◆ **Task goal**: Go through the records below and copy out every line holding "count".
────────
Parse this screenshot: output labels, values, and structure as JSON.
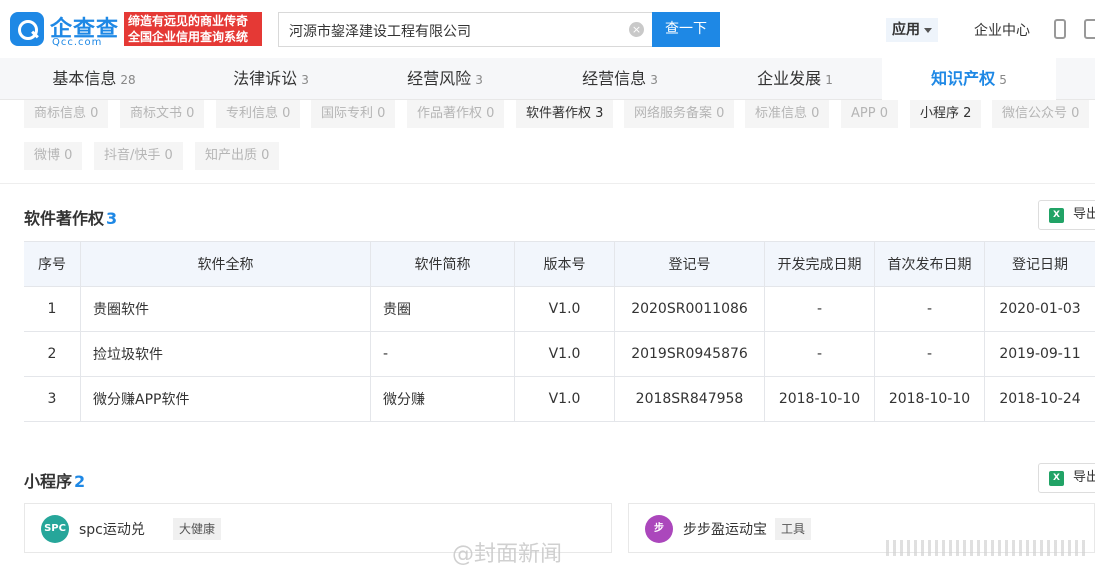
{
  "header": {
    "logo_name": "企查查",
    "logo_domain": "Qcc.com",
    "slogan_line1": "缔造有远见的商业传奇",
    "slogan_line2": "全国企业信用查询系统",
    "search_value": "河源市鋆泽建设工程有限公司",
    "search_button": "查一下",
    "app_label": "应用",
    "center_label": "企业中心"
  },
  "main_tabs": [
    {
      "label": "基本信息",
      "count": "28"
    },
    {
      "label": "法律诉讼",
      "count": "3"
    },
    {
      "label": "经营风险",
      "count": "3"
    },
    {
      "label": "经营信息",
      "count": "3"
    },
    {
      "label": "企业发展",
      "count": "1"
    },
    {
      "label": "知识产权",
      "count": "5",
      "active": true
    }
  ],
  "sub_tabs": [
    {
      "label": "商标信息 0"
    },
    {
      "label": "商标文书 0"
    },
    {
      "label": "专利信息 0"
    },
    {
      "label": "国际专利 0"
    },
    {
      "label": "作品著作权 0"
    },
    {
      "label": "软件著作权 3",
      "on": true
    },
    {
      "label": "网络服务备案 0"
    },
    {
      "label": "标准信息 0"
    },
    {
      "label": "APP 0"
    },
    {
      "label": "小程序 2",
      "on": true
    },
    {
      "label": "微信公众号 0"
    },
    {
      "label": "微博 0"
    },
    {
      "label": "抖音/快手 0"
    },
    {
      "label": "知产出质 0"
    }
  ],
  "software": {
    "title": "软件著作权",
    "count": "3",
    "export_label": "导出",
    "columns": [
      "序号",
      "软件全称",
      "软件简称",
      "版本号",
      "登记号",
      "开发完成日期",
      "首次发布日期",
      "登记日期"
    ],
    "rows": [
      [
        "1",
        "贵圈软件",
        "贵圈",
        "V1.0",
        "2020SR0011086",
        "-",
        "-",
        "2020-01-03"
      ],
      [
        "2",
        "捡垃圾软件",
        "-",
        "V1.0",
        "2019SR0945876",
        "-",
        "-",
        "2019-09-11"
      ],
      [
        "3",
        "微分赚APP软件",
        "微分赚",
        "V1.0",
        "2018SR847958",
        "2018-10-10",
        "2018-10-10",
        "2018-10-24"
      ]
    ]
  },
  "mini_programs": {
    "title": "小程序",
    "count": "2",
    "export_label": "导出",
    "items": [
      {
        "name": "spc运动兑",
        "tag": "大健康",
        "icon_color": "#26a69a"
      },
      {
        "name": "步步盈运动宝",
        "tag": "工具",
        "icon_color": "#ab47bc"
      }
    ]
  },
  "watermark": "@封面新闻"
}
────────
◆ **Your response**:
      "count": "28"
      "count": "3"
      "count": "3"
      "count": "3"
      "count": "1"
      "count": "5",
    "count": "3",
    "count": "2",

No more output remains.